It has taken several decades to realize that such training was inadequate and that people have fallen into the poverty trap despite the kingdom’s huge oil wealth. Muslims who go for Hajj or Umrah returned with stories of poverty they had witnessed in the kingdom even in places like Makkah and Madinah but such information remained anecdotal. Pilgrims reported seeing beat up old cars still on the roads, something unheard of in the seventies and eighties when the Saudis would just abandon their three or four-year-old cars in the middle of the road and jump into a new one at the nearest dealership. Some people still do that but their number is dwindling as the number of hangers-on of the ruling dynasty has declined as a result of the kingdom being buffeted by frequent crises
The regime’s response to such crises is typical. For instance, to overcome housing shortage, it has allocated SR 10 billion to build low-cost housing in different parts of the country to meet the needs of the poor. In the absence of reliable figures about the actual number of people that will need such help, many projects may end up wasting money or building houses that people would not live in. Further, lack of proper training will continue to create an endless supply of poor people who will be unable to earn a decent wage.

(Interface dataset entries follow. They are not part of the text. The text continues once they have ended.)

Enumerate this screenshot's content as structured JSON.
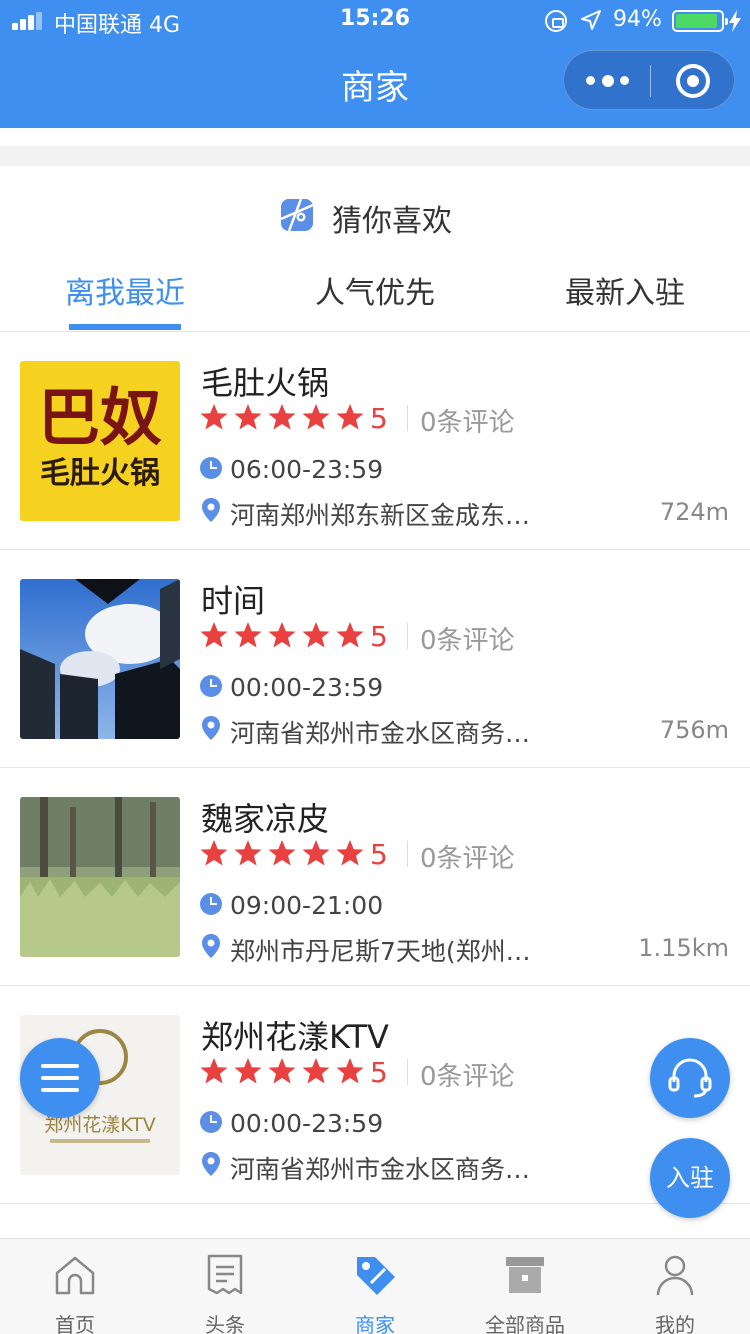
{
  "status_bar": {
    "carrier": "中国联通  4G",
    "time": "15:26",
    "battery": "94%",
    "battery_level": 0.94
  },
  "header": {
    "title": "商家"
  },
  "section": {
    "title": "猜你喜欢"
  },
  "tabs": [
    {
      "label": "离我最近",
      "active": true
    },
    {
      "label": "人气优先",
      "active": false
    },
    {
      "label": "最新入驻",
      "active": false
    }
  ],
  "merchants": [
    {
      "name": "毛肚火锅",
      "rating": 5,
      "score": "5",
      "reviews": "0条评论",
      "hours": "06:00-23:59",
      "address": "河南郑州郑东新区金成东…",
      "distance": "724m",
      "logo_text": {
        "line1": "巴奴",
        "line2": "毛肚火锅"
      }
    },
    {
      "name": "时间",
      "rating": 5,
      "score": "5",
      "reviews": "0条评论",
      "hours": "00:00-23:59",
      "address": "河南省郑州市金水区商务…",
      "distance": "756m"
    },
    {
      "name": "魏家凉皮",
      "rating": 5,
      "score": "5",
      "reviews": "0条评论",
      "hours": "09:00-21:00",
      "address": "郑州市丹尼斯7天地(郑州…",
      "distance": "1.15km"
    },
    {
      "name": "郑州花漾KTV",
      "rating": 5,
      "score": "5",
      "reviews": "0条评论",
      "hours": "00:00-23:59",
      "address": "河南省郑州市金水区商务…",
      "distance": "",
      "logo_text": {
        "line1": "郑州花漾KTV"
      }
    }
  ],
  "floating": {
    "join_label": "入驻"
  },
  "bottom_nav": [
    {
      "label": "首页",
      "icon": "home-icon",
      "active": false
    },
    {
      "label": "头条",
      "icon": "news-icon",
      "active": false
    },
    {
      "label": "商家",
      "icon": "merchant-tag-icon",
      "active": true
    },
    {
      "label": "全部商品",
      "icon": "box-icon",
      "active": false
    },
    {
      "label": "我的",
      "icon": "user-icon",
      "active": false
    }
  ],
  "colors": {
    "primary": "#3f8ff0",
    "star": "#e8413f",
    "battery": "#4cd964"
  }
}
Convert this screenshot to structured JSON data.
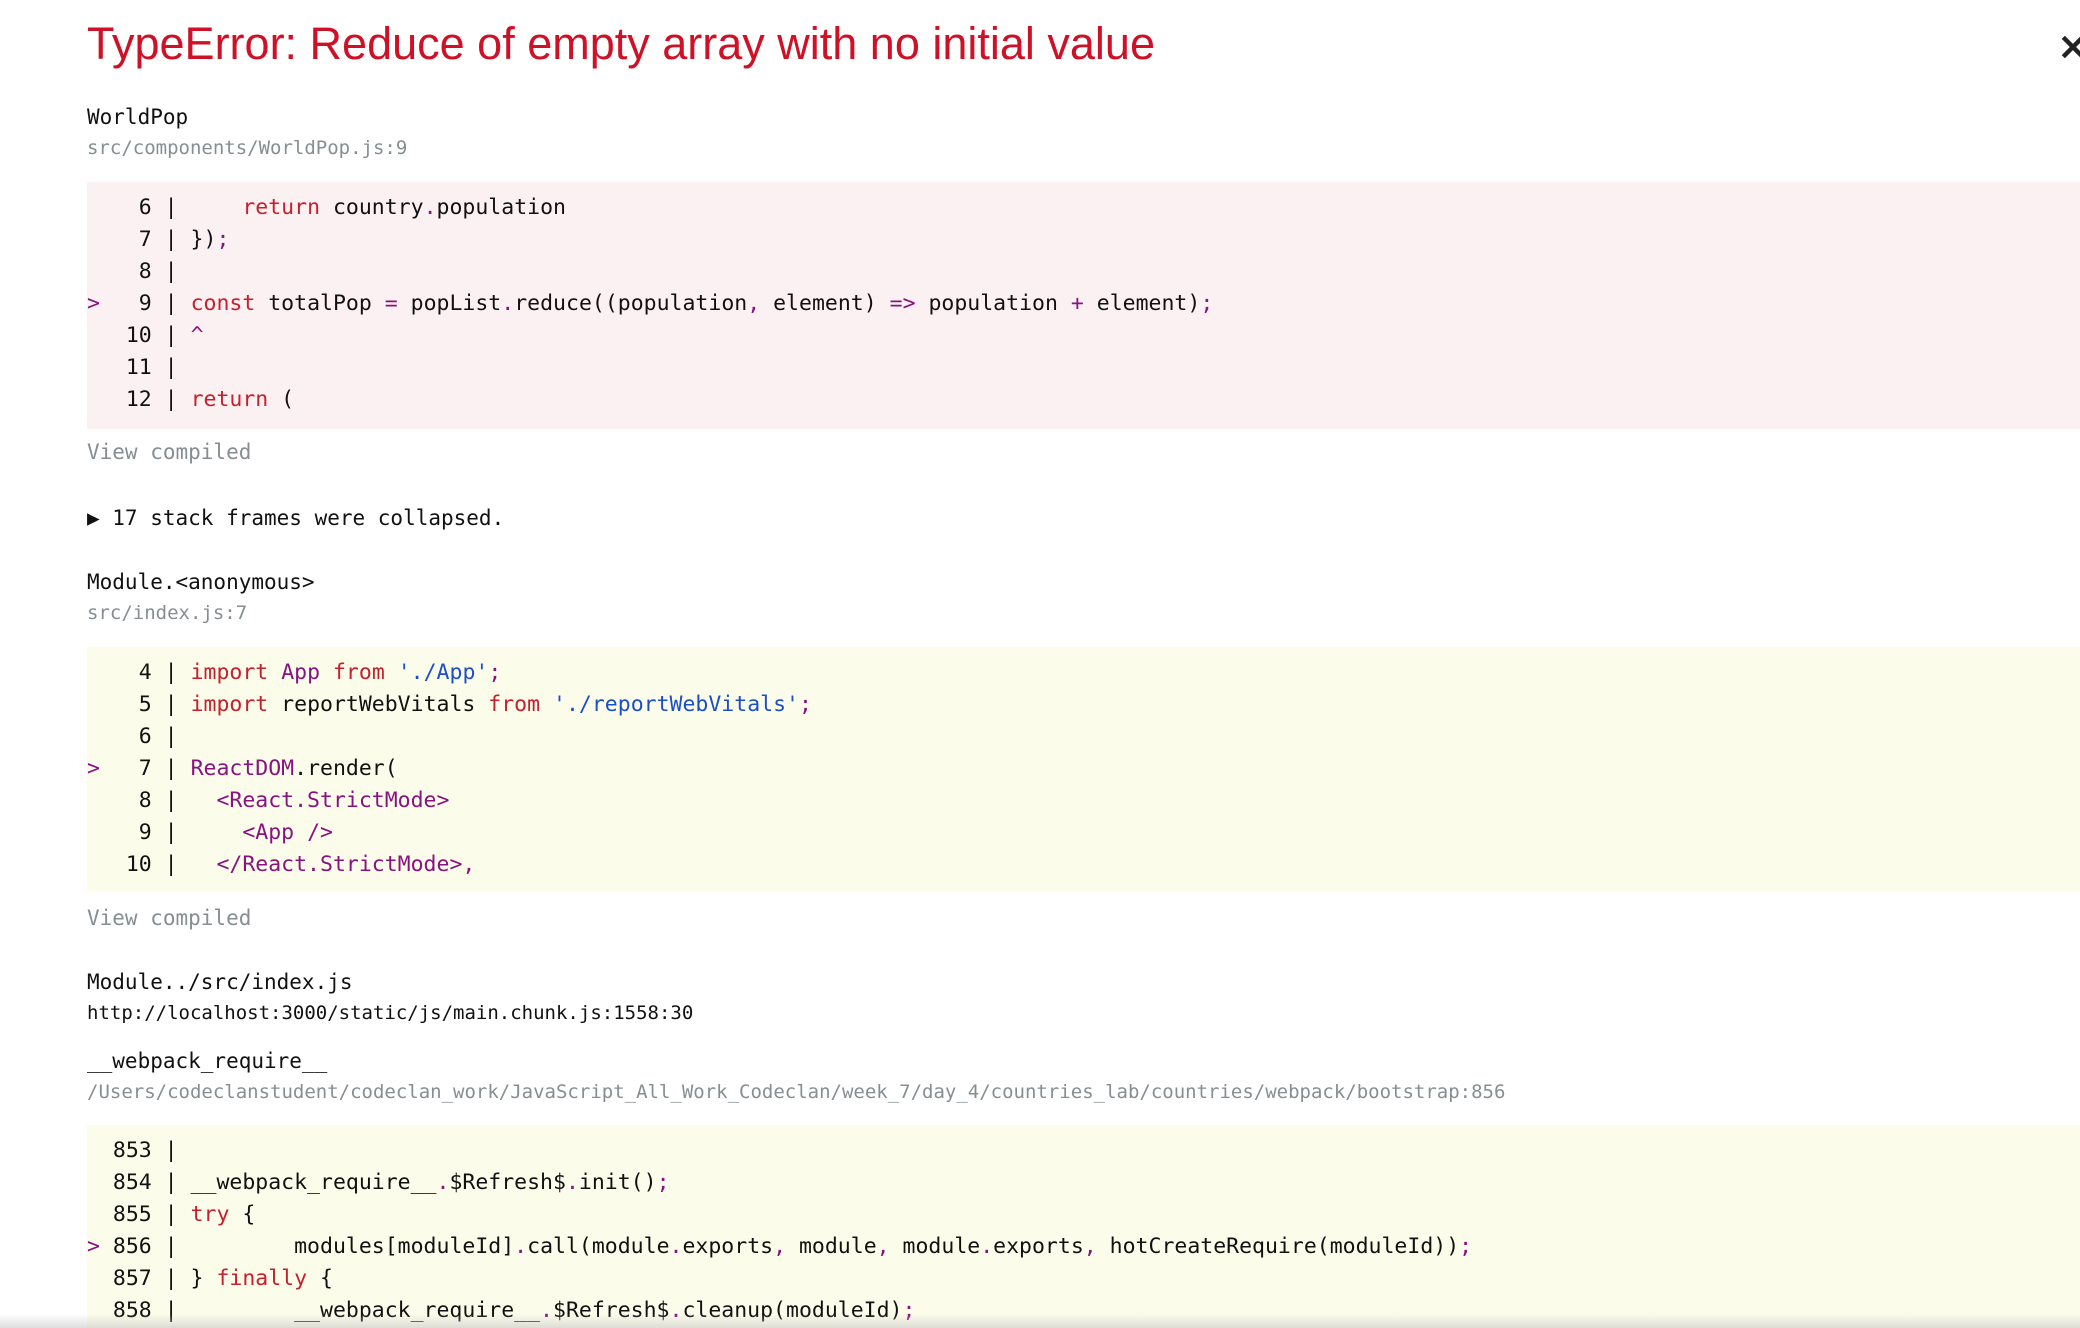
{
  "error": {
    "title": "TypeError: Reduce of empty array with no initial value",
    "close_glyph": "×"
  },
  "frames": [
    {
      "name": "WorldPop",
      "location": "src/components/WorldPop.js:9",
      "view_compiled": "View compiled"
    },
    {
      "collapsed_label": "▶ 17 stack frames were collapsed."
    },
    {
      "name": "Module.<anonymous>",
      "location": "src/index.js:7",
      "view_compiled": "View compiled"
    },
    {
      "name": "Module../src/index.js",
      "location": "http://localhost:3000/static/js/main.chunk.js:1558:30"
    },
    {
      "name": "__webpack_require__",
      "location": "/Users/codeclanstudent/codeclan_work/JavaScript_All_Work_Codeclan/week_7/day_4/countries_lab/countries/webpack/bootstrap:856"
    }
  ],
  "code_blocks": [
    {
      "highlight": "red",
      "lines": [
        [
          {
            "t": "    6 |     "
          },
          {
            "t": "return",
            "c": "k"
          },
          {
            "t": " country"
          },
          {
            "t": ".",
            "c": "p"
          },
          {
            "t": "population"
          }
        ],
        [
          {
            "t": "    7 | })"
          },
          {
            "t": ";",
            "c": "p"
          }
        ],
        [
          {
            "t": "    8 |"
          }
        ],
        [
          {
            "t": ">",
            "c": "p"
          },
          {
            "t": "   9 | "
          },
          {
            "t": "const",
            "c": "k"
          },
          {
            "t": " totalPop "
          },
          {
            "t": "=",
            "c": "p"
          },
          {
            "t": " popList"
          },
          {
            "t": ".",
            "c": "p"
          },
          {
            "t": "reduce((population"
          },
          {
            "t": ",",
            "c": "p"
          },
          {
            "t": " element) "
          },
          {
            "t": "=>",
            "c": "p"
          },
          {
            "t": " population "
          },
          {
            "t": "+",
            "c": "p"
          },
          {
            "t": " element)"
          },
          {
            "t": ";",
            "c": "p"
          }
        ],
        [
          {
            "t": "   10 | "
          },
          {
            "t": "^",
            "c": "p"
          }
        ],
        [
          {
            "t": "   11 |"
          }
        ],
        [
          {
            "t": "   12 | "
          },
          {
            "t": "return",
            "c": "k"
          },
          {
            "t": " ("
          }
        ]
      ]
    },
    {
      "highlight": "yellow",
      "lines": [
        [
          {
            "t": "    4 | "
          },
          {
            "t": "import",
            "c": "k"
          },
          {
            "t": " "
          },
          {
            "t": "App",
            "c": "p"
          },
          {
            "t": " "
          },
          {
            "t": "from",
            "c": "k"
          },
          {
            "t": " "
          },
          {
            "t": "'./App'",
            "c": "s"
          },
          {
            "t": ";",
            "c": "p"
          }
        ],
        [
          {
            "t": "    5 | "
          },
          {
            "t": "import",
            "c": "k"
          },
          {
            "t": " reportWebVitals "
          },
          {
            "t": "from",
            "c": "k"
          },
          {
            "t": " "
          },
          {
            "t": "'./reportWebVitals'",
            "c": "s"
          },
          {
            "t": ";",
            "c": "p"
          }
        ],
        [
          {
            "t": "    6 |"
          }
        ],
        [
          {
            "t": ">",
            "c": "p"
          },
          {
            "t": "   7 | "
          },
          {
            "t": "ReactDOM",
            "c": "p"
          },
          {
            "t": "."
          },
          {
            "t": "render("
          }
        ],
        [
          {
            "t": "    8 |   "
          },
          {
            "t": "<React.StrictMode>",
            "c": "p"
          }
        ],
        [
          {
            "t": "    9 |     "
          },
          {
            "t": "<App />",
            "c": "p"
          }
        ],
        [
          {
            "t": "   10 |   "
          },
          {
            "t": "</React.StrictMode>,",
            "c": "p"
          }
        ]
      ]
    },
    {
      "highlight": "yellow",
      "lines": [
        [
          {
            "t": "  853 |"
          }
        ],
        [
          {
            "t": "  854 | __webpack_require__"
          },
          {
            "t": ".",
            "c": "p"
          },
          {
            "t": "$Refresh$"
          },
          {
            "t": ".",
            "c": "p"
          },
          {
            "t": "init()"
          },
          {
            "t": ";",
            "c": "p"
          }
        ],
        [
          {
            "t": "  855 | "
          },
          {
            "t": "try",
            "c": "k"
          },
          {
            "t": " {"
          }
        ],
        [
          {
            "t": ">",
            "c": "p"
          },
          {
            "t": " 856 |         modules[moduleId]"
          },
          {
            "t": ".",
            "c": "p"
          },
          {
            "t": "call(module"
          },
          {
            "t": ".",
            "c": "p"
          },
          {
            "t": "exports"
          },
          {
            "t": ",",
            "c": "p"
          },
          {
            "t": " module"
          },
          {
            "t": ",",
            "c": "p"
          },
          {
            "t": " module"
          },
          {
            "t": ".",
            "c": "p"
          },
          {
            "t": "exports"
          },
          {
            "t": ",",
            "c": "p"
          },
          {
            "t": " hotCreateRequire(moduleId))"
          },
          {
            "t": ";",
            "c": "p"
          }
        ],
        [
          {
            "t": "  857 | } "
          },
          {
            "t": "finally",
            "c": "k"
          },
          {
            "t": " {"
          }
        ],
        [
          {
            "t": "  858 |         __webpack_require__"
          },
          {
            "t": ".",
            "c": "p"
          },
          {
            "t": "$Refresh$"
          },
          {
            "t": ".",
            "c": "p"
          },
          {
            "t": "cleanup(moduleId)"
          },
          {
            "t": ";",
            "c": "p"
          }
        ]
      ]
    }
  ],
  "colors": {
    "title_red": "#ce1126",
    "keyword_red": "#c5202d",
    "punctuation_purple": "#881280",
    "string_blue": "#1a4fc5",
    "muted_gray": "#878e91",
    "error_bg": "#fcf1f2",
    "context_bg": "#fcfceb"
  }
}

As Al-Qahtani pointed out, the kingdom lacks regulations encouraging social service initiatives by individuals and organizations. “The hurdles begin from opening a bank account,” he said. Even though his organization has signed an agreement with the Saudi Establishment for Education and Training, this official body itself lacks adequate standards. How can it impart the kind of training needed to pull people out of poverty?